* What you will do
Below are the records; copy each line in which "post" occurs.

━━━━━ Data for analysis ━━━━━

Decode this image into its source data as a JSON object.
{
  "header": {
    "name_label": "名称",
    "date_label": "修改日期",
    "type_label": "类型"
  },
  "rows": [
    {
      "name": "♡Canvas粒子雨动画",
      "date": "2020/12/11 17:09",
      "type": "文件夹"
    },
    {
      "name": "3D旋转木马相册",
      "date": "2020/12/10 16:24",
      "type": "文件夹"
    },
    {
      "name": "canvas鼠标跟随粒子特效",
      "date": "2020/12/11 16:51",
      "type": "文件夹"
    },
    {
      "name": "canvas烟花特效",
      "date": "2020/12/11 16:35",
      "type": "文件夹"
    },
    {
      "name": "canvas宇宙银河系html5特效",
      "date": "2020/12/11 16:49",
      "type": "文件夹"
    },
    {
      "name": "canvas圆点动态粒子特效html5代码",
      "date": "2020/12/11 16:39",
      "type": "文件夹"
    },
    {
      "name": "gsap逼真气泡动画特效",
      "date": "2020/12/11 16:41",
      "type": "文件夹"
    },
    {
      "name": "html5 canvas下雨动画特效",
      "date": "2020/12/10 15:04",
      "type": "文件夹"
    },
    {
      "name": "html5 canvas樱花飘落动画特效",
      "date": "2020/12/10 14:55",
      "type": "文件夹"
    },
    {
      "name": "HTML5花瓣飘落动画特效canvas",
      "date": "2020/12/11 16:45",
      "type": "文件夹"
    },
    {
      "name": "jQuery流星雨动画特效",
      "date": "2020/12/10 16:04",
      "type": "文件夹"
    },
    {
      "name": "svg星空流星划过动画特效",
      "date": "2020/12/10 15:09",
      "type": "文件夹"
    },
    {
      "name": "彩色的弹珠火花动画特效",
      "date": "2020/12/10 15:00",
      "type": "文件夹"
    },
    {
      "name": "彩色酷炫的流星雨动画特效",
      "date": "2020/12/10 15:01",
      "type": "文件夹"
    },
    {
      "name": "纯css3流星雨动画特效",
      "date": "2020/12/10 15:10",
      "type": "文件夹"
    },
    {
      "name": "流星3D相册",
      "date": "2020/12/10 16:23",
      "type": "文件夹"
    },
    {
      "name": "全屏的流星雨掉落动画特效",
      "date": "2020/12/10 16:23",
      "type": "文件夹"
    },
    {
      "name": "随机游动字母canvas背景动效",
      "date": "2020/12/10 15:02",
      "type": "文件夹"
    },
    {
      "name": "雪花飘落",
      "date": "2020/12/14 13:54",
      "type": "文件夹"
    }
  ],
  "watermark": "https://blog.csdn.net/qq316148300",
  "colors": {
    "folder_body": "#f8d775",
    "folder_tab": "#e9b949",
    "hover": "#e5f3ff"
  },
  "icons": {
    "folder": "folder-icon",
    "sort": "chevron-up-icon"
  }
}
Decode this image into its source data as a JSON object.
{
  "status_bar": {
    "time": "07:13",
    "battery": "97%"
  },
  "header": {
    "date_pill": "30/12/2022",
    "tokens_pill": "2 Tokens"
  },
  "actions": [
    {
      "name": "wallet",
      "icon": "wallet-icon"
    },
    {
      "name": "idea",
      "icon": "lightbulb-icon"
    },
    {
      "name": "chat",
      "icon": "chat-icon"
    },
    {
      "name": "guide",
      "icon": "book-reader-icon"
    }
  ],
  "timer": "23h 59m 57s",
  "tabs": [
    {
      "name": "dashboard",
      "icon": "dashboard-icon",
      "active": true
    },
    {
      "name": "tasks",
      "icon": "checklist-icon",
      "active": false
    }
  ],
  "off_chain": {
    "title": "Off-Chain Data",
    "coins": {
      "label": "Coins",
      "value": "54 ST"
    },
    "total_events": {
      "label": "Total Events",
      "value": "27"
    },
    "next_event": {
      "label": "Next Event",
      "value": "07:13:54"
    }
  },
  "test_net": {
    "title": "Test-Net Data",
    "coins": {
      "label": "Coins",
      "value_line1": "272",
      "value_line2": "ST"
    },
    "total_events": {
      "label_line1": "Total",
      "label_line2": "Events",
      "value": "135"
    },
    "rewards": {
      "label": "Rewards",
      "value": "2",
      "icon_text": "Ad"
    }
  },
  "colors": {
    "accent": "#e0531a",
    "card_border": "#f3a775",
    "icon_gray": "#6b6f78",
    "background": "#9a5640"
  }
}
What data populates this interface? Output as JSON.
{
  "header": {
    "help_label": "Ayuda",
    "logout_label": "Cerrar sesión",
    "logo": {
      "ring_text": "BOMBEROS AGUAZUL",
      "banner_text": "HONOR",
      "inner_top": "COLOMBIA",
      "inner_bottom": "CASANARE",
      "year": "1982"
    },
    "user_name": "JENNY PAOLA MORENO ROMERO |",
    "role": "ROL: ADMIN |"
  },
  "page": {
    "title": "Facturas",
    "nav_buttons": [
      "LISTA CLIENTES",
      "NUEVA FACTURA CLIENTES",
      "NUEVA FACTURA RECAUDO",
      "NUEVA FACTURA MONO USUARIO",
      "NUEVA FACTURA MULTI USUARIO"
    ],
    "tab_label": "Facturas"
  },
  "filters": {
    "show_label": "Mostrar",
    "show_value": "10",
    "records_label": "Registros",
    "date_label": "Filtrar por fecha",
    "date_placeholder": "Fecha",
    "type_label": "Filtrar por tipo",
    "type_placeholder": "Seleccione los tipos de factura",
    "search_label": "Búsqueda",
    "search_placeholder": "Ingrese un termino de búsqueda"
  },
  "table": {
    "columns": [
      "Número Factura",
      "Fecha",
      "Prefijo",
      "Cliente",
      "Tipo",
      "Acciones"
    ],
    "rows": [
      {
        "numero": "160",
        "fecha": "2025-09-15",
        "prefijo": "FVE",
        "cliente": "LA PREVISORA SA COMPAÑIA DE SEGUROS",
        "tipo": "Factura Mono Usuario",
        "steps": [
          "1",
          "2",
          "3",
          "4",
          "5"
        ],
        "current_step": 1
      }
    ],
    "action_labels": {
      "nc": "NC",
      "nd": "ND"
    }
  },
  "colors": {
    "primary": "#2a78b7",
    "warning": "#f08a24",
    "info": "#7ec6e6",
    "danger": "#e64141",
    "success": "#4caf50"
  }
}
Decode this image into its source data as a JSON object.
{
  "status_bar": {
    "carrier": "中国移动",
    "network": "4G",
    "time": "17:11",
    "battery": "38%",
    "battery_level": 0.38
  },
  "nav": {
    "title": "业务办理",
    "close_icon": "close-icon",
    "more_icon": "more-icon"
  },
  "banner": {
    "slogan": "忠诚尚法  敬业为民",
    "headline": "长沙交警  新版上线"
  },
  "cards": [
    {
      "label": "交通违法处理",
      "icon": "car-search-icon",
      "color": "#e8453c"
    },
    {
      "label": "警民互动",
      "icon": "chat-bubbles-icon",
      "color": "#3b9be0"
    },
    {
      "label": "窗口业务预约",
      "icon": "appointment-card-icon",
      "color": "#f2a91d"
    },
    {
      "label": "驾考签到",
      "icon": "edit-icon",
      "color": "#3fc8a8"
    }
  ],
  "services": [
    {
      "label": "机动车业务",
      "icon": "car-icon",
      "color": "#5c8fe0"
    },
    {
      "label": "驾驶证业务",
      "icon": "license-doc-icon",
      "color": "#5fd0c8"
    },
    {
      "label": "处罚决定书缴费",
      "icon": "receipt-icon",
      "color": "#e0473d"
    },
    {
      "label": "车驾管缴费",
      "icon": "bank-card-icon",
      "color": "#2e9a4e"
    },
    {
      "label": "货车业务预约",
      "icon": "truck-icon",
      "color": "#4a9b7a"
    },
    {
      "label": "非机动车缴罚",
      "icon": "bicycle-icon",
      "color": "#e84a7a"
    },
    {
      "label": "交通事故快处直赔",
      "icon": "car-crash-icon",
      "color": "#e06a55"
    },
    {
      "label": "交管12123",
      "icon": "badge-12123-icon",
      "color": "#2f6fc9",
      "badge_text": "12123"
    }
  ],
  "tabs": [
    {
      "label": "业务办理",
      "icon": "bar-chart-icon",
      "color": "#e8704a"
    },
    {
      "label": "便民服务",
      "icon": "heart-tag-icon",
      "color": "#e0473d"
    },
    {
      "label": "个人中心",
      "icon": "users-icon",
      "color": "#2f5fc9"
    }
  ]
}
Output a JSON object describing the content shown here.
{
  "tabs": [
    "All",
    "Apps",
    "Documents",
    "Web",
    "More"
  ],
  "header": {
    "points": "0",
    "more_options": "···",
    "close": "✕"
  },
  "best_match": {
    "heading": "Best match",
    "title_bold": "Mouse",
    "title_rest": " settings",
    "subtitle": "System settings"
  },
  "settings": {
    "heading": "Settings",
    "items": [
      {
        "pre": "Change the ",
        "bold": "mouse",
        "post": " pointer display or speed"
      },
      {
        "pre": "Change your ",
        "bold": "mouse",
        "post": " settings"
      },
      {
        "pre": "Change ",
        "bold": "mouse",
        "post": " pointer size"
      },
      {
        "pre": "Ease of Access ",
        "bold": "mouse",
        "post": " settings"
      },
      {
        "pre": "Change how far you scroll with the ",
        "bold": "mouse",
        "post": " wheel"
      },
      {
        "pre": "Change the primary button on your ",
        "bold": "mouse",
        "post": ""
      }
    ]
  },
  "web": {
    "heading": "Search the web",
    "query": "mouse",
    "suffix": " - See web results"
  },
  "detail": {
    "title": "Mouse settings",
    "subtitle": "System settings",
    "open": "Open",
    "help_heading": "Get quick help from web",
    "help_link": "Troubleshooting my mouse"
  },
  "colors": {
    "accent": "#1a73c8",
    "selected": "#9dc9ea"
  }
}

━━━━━

* Written response
        "post": " pointer display or speed"
        "post": " settings"
        "post": " pointer size"
        "post": " settings"
        "post": " wheel"
        "post": ""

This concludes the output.